Apart from the images, reproduce all of the data word for word.

_Exercise materials_.
#####

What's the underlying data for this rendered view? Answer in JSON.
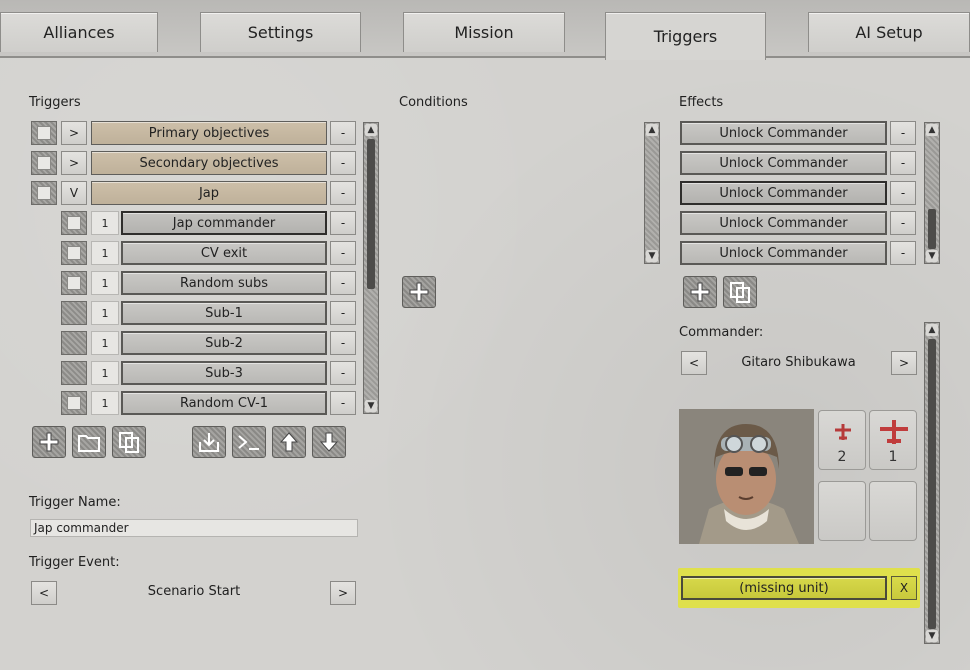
{
  "tabs": [
    {
      "label": "Alliances",
      "active": false
    },
    {
      "label": "Settings",
      "active": false
    },
    {
      "label": "Mission",
      "active": false
    },
    {
      "label": "Triggers",
      "active": true
    },
    {
      "label": "AI Setup",
      "active": false
    }
  ],
  "triggers": {
    "heading": "Triggers",
    "groups": [
      {
        "toggle": ">",
        "label": "Primary objectives",
        "remove": "-"
      },
      {
        "toggle": ">",
        "label": "Secondary objectives",
        "remove": "-"
      },
      {
        "toggle": "V",
        "label": "Jap",
        "remove": "-"
      }
    ],
    "children": [
      {
        "count": "1",
        "label": "Jap commander",
        "remove": "-"
      },
      {
        "count": "1",
        "label": "CV exit",
        "remove": "-"
      },
      {
        "count": "1",
        "label": "Random subs",
        "remove": "-"
      },
      {
        "count": "1",
        "label": "Sub-1",
        "remove": "-"
      },
      {
        "count": "1",
        "label": "Sub-2",
        "remove": "-"
      },
      {
        "count": "1",
        "label": "Sub-3",
        "remove": "-"
      },
      {
        "count": "1",
        "label": "Random CV-1",
        "remove": "-"
      }
    ],
    "toolbar": [
      "add-icon",
      "folder-icon",
      "copy-icon",
      "import-icon",
      "console-icon",
      "move-up-icon",
      "move-down-icon"
    ]
  },
  "trigger_name": {
    "label": "Trigger Name:",
    "value": "Jap commander"
  },
  "trigger_event": {
    "label": "Trigger Event:",
    "prev": "<",
    "value": "Scenario Start",
    "next": ">"
  },
  "conditions": {
    "heading": "Conditions"
  },
  "effects": {
    "heading": "Effects",
    "items": [
      {
        "label": "Unlock Commander",
        "remove": "-"
      },
      {
        "label": "Unlock Commander",
        "remove": "-"
      },
      {
        "label": "Unlock Commander",
        "remove": "-",
        "selected": true
      },
      {
        "label": "Unlock Commander",
        "remove": "-"
      },
      {
        "label": "Unlock Commander",
        "remove": "-"
      }
    ]
  },
  "commander": {
    "label": "Commander:",
    "prev": "<",
    "name": "Gitaro Shibukawa",
    "next": ">",
    "slots": [
      {
        "icon": "plane-small-icon",
        "count": "2"
      },
      {
        "icon": "plane-large-icon",
        "count": "1"
      },
      {
        "icon": "",
        "count": ""
      },
      {
        "icon": "",
        "count": ""
      }
    ]
  },
  "unit": {
    "label": "(missing unit)",
    "remove": "X",
    "highlight": "#dfe04c"
  },
  "colors": {
    "tan": "#c6b8a1",
    "panel": "#d3d2cf",
    "accent": "#dfe04c"
  }
}
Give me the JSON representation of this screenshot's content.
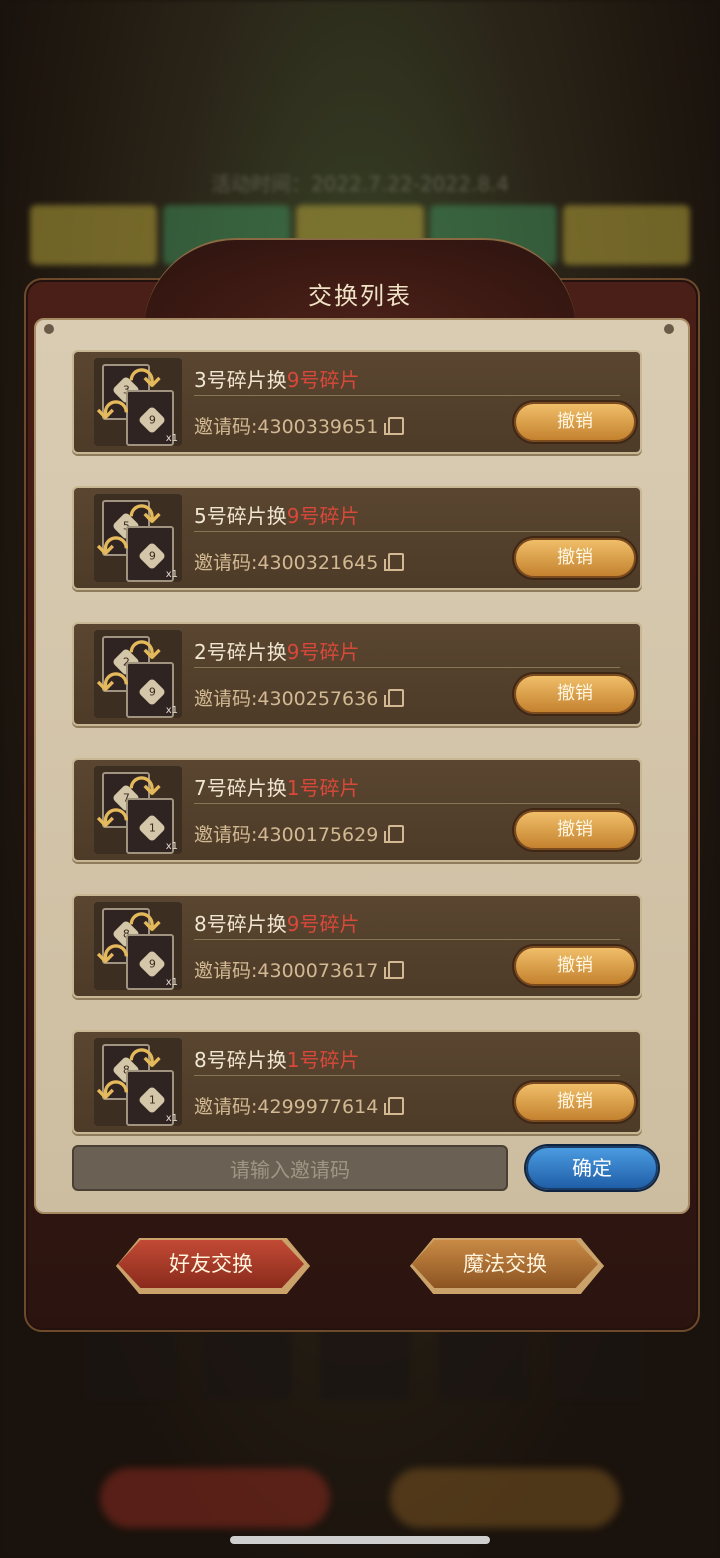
{
  "background": {
    "activity_time": "活动时间：2022.7.22-2022.8.4"
  },
  "dialog": {
    "title": "交换列表",
    "rows": [
      {
        "from": "3号碎片换",
        "to": "9号碎片",
        "code": "邀请码:4300339651",
        "from_num": "3",
        "to_num": "9",
        "count": "x1",
        "cancel": "撤销"
      },
      {
        "from": "5号碎片换",
        "to": "9号碎片",
        "code": "邀请码:4300321645",
        "from_num": "5",
        "to_num": "9",
        "count": "x1",
        "cancel": "撤销"
      },
      {
        "from": "2号碎片换",
        "to": "9号碎片",
        "code": "邀请码:4300257636",
        "from_num": "2",
        "to_num": "9",
        "count": "x1",
        "cancel": "撤销"
      },
      {
        "from": "7号碎片换",
        "to": "1号碎片",
        "code": "邀请码:4300175629",
        "from_num": "7",
        "to_num": "1",
        "count": "x1",
        "cancel": "撤销"
      },
      {
        "from": "8号碎片换",
        "to": "9号碎片",
        "code": "邀请码:4300073617",
        "from_num": "8",
        "to_num": "9",
        "count": "x1",
        "cancel": "撤销"
      },
      {
        "from": "8号碎片换",
        "to": "1号碎片",
        "code": "邀请码:4299977614",
        "from_num": "8",
        "to_num": "1",
        "count": "x1",
        "cancel": "撤销"
      }
    ],
    "input_placeholder": "请输入邀请码",
    "confirm": "确定",
    "friend_exchange": "好友交换",
    "magic_exchange": "魔法交换"
  },
  "colors": {
    "highlight_red": "#d9483a",
    "confirm_blue": "#1f5fa8",
    "cancel_gold": "#c4822f"
  }
}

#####

_Response box_.
What's the underlying data for this rendered view? Answer in JSON.
{
  "tabs": [
    {
      "label": "Alliances",
      "active": false
    },
    {
      "label": "Settings",
      "active": false
    },
    {
      "label": "Mission",
      "active": false
    },
    {
      "label": "Triggers",
      "active": true
    },
    {
      "label": "AI Setup",
      "active": false
    }
  ],
  "triggers": {
    "heading": "Triggers",
    "groups": [
      {
        "toggle": ">",
        "label": "Primary objectives",
        "remove": "-"
      },
      {
        "toggle": ">",
        "label": "Secondary objectives",
        "remove": "-"
      },
      {
        "toggle": "V",
        "label": "Jap",
        "remove": "-"
      }
    ],
    "children": [
      {
        "count": "1",
        "label": "Jap commander",
        "remove": "-"
      },
      {
        "count": "1",
        "label": "CV exit",
        "remove": "-"
      },
      {
        "count": "1",
        "label": "Random subs",
        "remove": "-"
      },
      {
        "count": "1",
        "label": "Sub-1",
        "remove": "-"
      },
      {
        "count": "1",
        "label": "Sub-2",
        "remove": "-"
      },
      {
        "count": "1",
        "label": "Sub-3",
        "remove": "-"
      },
      {
        "count": "1",
        "label": "Random CV-1",
        "remove": "-"
      }
    ],
    "toolbar": [
      "add-icon",
      "folder-icon",
      "copy-icon",
      "import-icon",
      "console-icon",
      "move-up-icon",
      "move-down-icon"
    ]
  },
  "trigger_name": {
    "label": "Trigger Name:",
    "value": "Jap commander"
  },
  "trigger_event": {
    "label": "Trigger Event:",
    "prev": "<",
    "value": "Scenario Start",
    "next": ">"
  },
  "conditions": {
    "heading": "Conditions"
  },
  "effects": {
    "heading": "Effects",
    "items": [
      {
        "label": "Unlock Commander",
        "remove": "-"
      },
      {
        "label": "Unlock Commander",
        "remove": "-"
      },
      {
        "label": "Unlock Commander",
        "remove": "-",
        "selected": true
      },
      {
        "label": "Unlock Commander",
        "remove": "-"
      },
      {
        "label": "Unlock Commander",
        "remove": "-"
      }
    ]
  },
  "commander": {
    "label": "Commander:",
    "prev": "<",
    "name": "Gitaro Shibukawa",
    "next": ">",
    "slots": [
      {
        "icon": "plane-small-icon",
        "count": "2"
      },
      {
        "icon": "plane-large-icon",
        "count": "1"
      },
      {
        "icon": "",
        "count": ""
      },
      {
        "icon": "",
        "count": ""
      }
    ]
  },
  "unit": {
    "label": "(missing unit)",
    "remove": "X",
    "highlight": "#dfe04c"
  },
  "colors": {
    "tan": "#c6b8a1",
    "panel": "#d3d2cf",
    "accent": "#dfe04c"
  }
}
Give me the JSON representation of this screenshot's content.
{
  "background": {
    "activity_time": "活动时间：2022.7.22-2022.8.4"
  },
  "dialog": {
    "title": "交换列表",
    "rows": [
      {
        "from": "3号碎片换",
        "to": "9号碎片",
        "code": "邀请码:4300339651",
        "from_num": "3",
        "to_num": "9",
        "count": "x1",
        "cancel": "撤销"
      },
      {
        "from": "5号碎片换",
        "to": "9号碎片",
        "code": "邀请码:4300321645",
        "from_num": "5",
        "to_num": "9",
        "count": "x1",
        "cancel": "撤销"
      },
      {
        "from": "2号碎片换",
        "to": "9号碎片",
        "code": "邀请码:4300257636",
        "from_num": "2",
        "to_num": "9",
        "count": "x1",
        "cancel": "撤销"
      },
      {
        "from": "7号碎片换",
        "to": "1号碎片",
        "code": "邀请码:4300175629",
        "from_num": "7",
        "to_num": "1",
        "count": "x1",
        "cancel": "撤销"
      },
      {
        "from": "8号碎片换",
        "to": "9号碎片",
        "code": "邀请码:4300073617",
        "from_num": "8",
        "to_num": "9",
        "count": "x1",
        "cancel": "撤销"
      },
      {
        "from": "8号碎片换",
        "to": "1号碎片",
        "code": "邀请码:4299977614",
        "from_num": "8",
        "to_num": "1",
        "count": "x1",
        "cancel": "撤销"
      }
    ],
    "input_placeholder": "请输入邀请码",
    "confirm": "确定",
    "friend_exchange": "好友交换",
    "magic_exchange": "魔法交换"
  },
  "colors": {
    "highlight_red": "#d9483a",
    "confirm_blue": "#1f5fa8",
    "cancel_gold": "#c4822f"
  }
}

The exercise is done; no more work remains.